If there's one thing you ought to be able to count on from a sequel above all of the rules about escalation, more character development and the exploration of some new ideas: a sequel should always be a sequel. If it's going to claim openly to be a follow-up to whatever the last movie released in a franchise, it should have the decency to actually follow through on that.
But it seems that that simple rule doesn't actually seem to matter to some movies. Despite promising a continuation of established - and usually lucrative (which is often the key point) - franchises, they stand as monuments to Hollywood's occasional insistence on packaging things in a way that best suits the bottom line, rather than the audience.
Sometimes, the transgressions are slightly more forgivable - like when marketing campaigns suggest that a prequel or a remake are a sequel - or when the film-makers are playing with the idea of anthology films, but there are some cynical examples out there that leave a slightly bad taste. And invariably, when a film is seeking to use an established brand to sell itself, you just know it wasn't good enough to survive on its own.

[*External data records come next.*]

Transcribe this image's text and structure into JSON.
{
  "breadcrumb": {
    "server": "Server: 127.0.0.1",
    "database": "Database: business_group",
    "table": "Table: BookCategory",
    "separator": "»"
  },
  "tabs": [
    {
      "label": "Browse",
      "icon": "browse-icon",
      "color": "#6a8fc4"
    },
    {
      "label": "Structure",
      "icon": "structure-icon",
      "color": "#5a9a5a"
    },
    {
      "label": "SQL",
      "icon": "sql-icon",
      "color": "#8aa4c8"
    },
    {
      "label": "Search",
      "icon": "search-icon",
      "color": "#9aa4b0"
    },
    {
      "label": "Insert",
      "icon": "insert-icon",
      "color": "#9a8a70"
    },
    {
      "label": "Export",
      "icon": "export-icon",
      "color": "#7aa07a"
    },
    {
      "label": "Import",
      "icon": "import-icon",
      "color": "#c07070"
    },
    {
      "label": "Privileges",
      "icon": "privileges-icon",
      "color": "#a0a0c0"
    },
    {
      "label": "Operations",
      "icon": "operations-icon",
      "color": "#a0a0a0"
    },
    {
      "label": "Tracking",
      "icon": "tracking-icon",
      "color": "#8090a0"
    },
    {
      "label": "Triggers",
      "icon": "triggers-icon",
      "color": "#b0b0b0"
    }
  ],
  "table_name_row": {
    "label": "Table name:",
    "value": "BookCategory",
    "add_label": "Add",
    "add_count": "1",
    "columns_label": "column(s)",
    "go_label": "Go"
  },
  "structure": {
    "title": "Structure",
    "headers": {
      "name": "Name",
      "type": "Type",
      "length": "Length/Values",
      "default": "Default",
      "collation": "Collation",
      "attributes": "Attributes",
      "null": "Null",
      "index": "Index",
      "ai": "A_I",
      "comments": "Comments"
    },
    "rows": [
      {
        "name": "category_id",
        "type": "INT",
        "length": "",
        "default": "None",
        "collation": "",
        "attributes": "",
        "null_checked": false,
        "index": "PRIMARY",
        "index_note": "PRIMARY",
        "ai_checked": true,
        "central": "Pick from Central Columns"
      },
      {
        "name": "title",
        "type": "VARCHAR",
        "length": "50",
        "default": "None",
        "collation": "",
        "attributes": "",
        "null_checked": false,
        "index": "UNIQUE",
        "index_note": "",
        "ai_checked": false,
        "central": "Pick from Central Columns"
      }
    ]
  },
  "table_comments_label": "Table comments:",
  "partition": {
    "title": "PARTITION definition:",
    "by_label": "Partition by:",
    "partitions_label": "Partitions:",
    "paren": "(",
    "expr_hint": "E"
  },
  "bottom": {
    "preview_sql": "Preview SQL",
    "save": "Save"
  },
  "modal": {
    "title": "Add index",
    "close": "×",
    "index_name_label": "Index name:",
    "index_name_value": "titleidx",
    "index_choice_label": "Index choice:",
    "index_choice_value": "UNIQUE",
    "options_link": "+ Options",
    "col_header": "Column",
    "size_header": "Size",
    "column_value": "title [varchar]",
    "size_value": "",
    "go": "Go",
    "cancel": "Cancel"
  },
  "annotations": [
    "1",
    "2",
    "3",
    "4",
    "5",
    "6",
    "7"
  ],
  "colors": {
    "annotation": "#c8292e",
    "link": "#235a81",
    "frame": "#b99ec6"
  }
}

Basically, what you need to know is, if it walks like a sequel and quacks like a sequel, it's not always a sequel...